-- Provided records follows --
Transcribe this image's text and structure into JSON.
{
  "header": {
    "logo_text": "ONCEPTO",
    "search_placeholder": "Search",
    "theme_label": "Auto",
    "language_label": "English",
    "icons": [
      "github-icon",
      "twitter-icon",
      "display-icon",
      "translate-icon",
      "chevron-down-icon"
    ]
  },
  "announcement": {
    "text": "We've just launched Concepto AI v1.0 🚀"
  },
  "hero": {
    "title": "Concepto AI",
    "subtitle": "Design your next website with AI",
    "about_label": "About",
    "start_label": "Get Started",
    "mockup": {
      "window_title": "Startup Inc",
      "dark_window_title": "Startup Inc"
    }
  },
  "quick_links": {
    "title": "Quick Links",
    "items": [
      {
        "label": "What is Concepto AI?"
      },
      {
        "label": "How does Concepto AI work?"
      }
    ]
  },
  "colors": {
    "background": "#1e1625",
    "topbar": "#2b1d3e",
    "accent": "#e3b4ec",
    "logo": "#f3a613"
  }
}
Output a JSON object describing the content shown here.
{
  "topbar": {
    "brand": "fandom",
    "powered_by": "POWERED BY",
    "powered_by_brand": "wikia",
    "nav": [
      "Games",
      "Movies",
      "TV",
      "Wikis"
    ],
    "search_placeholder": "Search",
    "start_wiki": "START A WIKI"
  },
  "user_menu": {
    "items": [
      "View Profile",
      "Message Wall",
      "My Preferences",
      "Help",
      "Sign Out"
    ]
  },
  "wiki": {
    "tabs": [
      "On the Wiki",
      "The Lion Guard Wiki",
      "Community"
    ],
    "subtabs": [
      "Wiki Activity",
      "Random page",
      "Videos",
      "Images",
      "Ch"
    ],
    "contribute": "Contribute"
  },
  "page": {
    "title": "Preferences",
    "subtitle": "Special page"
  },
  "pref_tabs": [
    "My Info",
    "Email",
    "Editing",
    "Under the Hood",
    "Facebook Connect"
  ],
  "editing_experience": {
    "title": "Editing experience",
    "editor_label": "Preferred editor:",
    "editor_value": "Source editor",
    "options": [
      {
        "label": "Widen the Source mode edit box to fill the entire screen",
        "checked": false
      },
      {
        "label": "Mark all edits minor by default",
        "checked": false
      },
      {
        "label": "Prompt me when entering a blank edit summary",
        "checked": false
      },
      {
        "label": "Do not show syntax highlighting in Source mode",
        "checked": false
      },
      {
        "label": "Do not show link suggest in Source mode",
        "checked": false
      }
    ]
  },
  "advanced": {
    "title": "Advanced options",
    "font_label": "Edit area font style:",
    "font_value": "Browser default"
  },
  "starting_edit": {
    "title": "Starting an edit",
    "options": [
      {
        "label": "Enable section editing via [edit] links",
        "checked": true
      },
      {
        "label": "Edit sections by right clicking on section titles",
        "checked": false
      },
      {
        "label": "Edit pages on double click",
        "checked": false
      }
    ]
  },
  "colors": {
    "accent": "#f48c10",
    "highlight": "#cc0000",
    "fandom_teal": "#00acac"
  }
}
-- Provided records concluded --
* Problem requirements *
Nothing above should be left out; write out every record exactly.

* Solution to this problem *
Transcribe this image's text and structure into JSON.
{
  "header": {
    "logo_text": "ONCEPTO",
    "search_placeholder": "Search",
    "theme_label": "Auto",
    "language_label": "English",
    "icons": [
      "github-icon",
      "twitter-icon",
      "display-icon",
      "translate-icon",
      "chevron-down-icon"
    ]
  },
  "announcement": {
    "text": "We've just launched Concepto AI v1.0 🚀"
  },
  "hero": {
    "title": "Concepto AI",
    "subtitle": "Design your next website with AI",
    "about_label": "About",
    "start_label": "Get Started",
    "mockup": {
      "window_title": "Startup Inc",
      "dark_window_title": "Startup Inc"
    }
  },
  "quick_links": {
    "title": "Quick Links",
    "items": [
      {
        "label": "What is Concepto AI?"
      },
      {
        "label": "How does Concepto AI work?"
      }
    ]
  },
  "colors": {
    "background": "#1e1625",
    "topbar": "#2b1d3e",
    "accent": "#e3b4ec",
    "logo": "#f3a613"
  }
}
Output a JSON object describing the content shown here.
{
  "topbar": {
    "brand": "fandom",
    "powered_by": "POWERED BY",
    "powered_by_brand": "wikia",
    "nav": [
      "Games",
      "Movies",
      "TV",
      "Wikis"
    ],
    "search_placeholder": "Search",
    "start_wiki": "START A WIKI"
  },
  "user_menu": {
    "items": [
      "View Profile",
      "Message Wall",
      "My Preferences",
      "Help",
      "Sign Out"
    ]
  },
  "wiki": {
    "tabs": [
      "On the Wiki",
      "The Lion Guard Wiki",
      "Community"
    ],
    "subtabs": [
      "Wiki Activity",
      "Random page",
      "Videos",
      "Images",
      "Ch"
    ],
    "contribute": "Contribute"
  },
  "page": {
    "title": "Preferences",
    "subtitle": "Special page"
  },
  "pref_tabs": [
    "My Info",
    "Email",
    "Editing",
    "Under the Hood",
    "Facebook Connect"
  ],
  "editing_experience": {
    "title": "Editing experience",
    "editor_label": "Preferred editor:",
    "editor_value": "Source editor",
    "options": [
      {
        "label": "Widen the Source mode edit box to fill the entire screen",
        "checked": false
      },
      {
        "label": "Mark all edits minor by default",
        "checked": false
      },
      {
        "label": "Prompt me when entering a blank edit summary",
        "checked": false
      },
      {
        "label": "Do not show syntax highlighting in Source mode",
        "checked": false
      },
      {
        "label": "Do not show link suggest in Source mode",
        "checked": false
      }
    ]
  },
  "advanced": {
    "title": "Advanced options",
    "font_label": "Edit area font style:",
    "font_value": "Browser default"
  },
  "starting_edit": {
    "title": "Starting an edit",
    "options": [
      {
        "label": "Enable section editing via [edit] links",
        "checked": true
      },
      {
        "label": "Edit sections by right clicking on section titles",
        "checked": false
      },
      {
        "label": "Edit pages on double click",
        "checked": false
      }
    ]
  },
  "colors": {
    "accent": "#f48c10",
    "highlight": "#cc0000",
    "fandom_teal": "#00acac"
  }
}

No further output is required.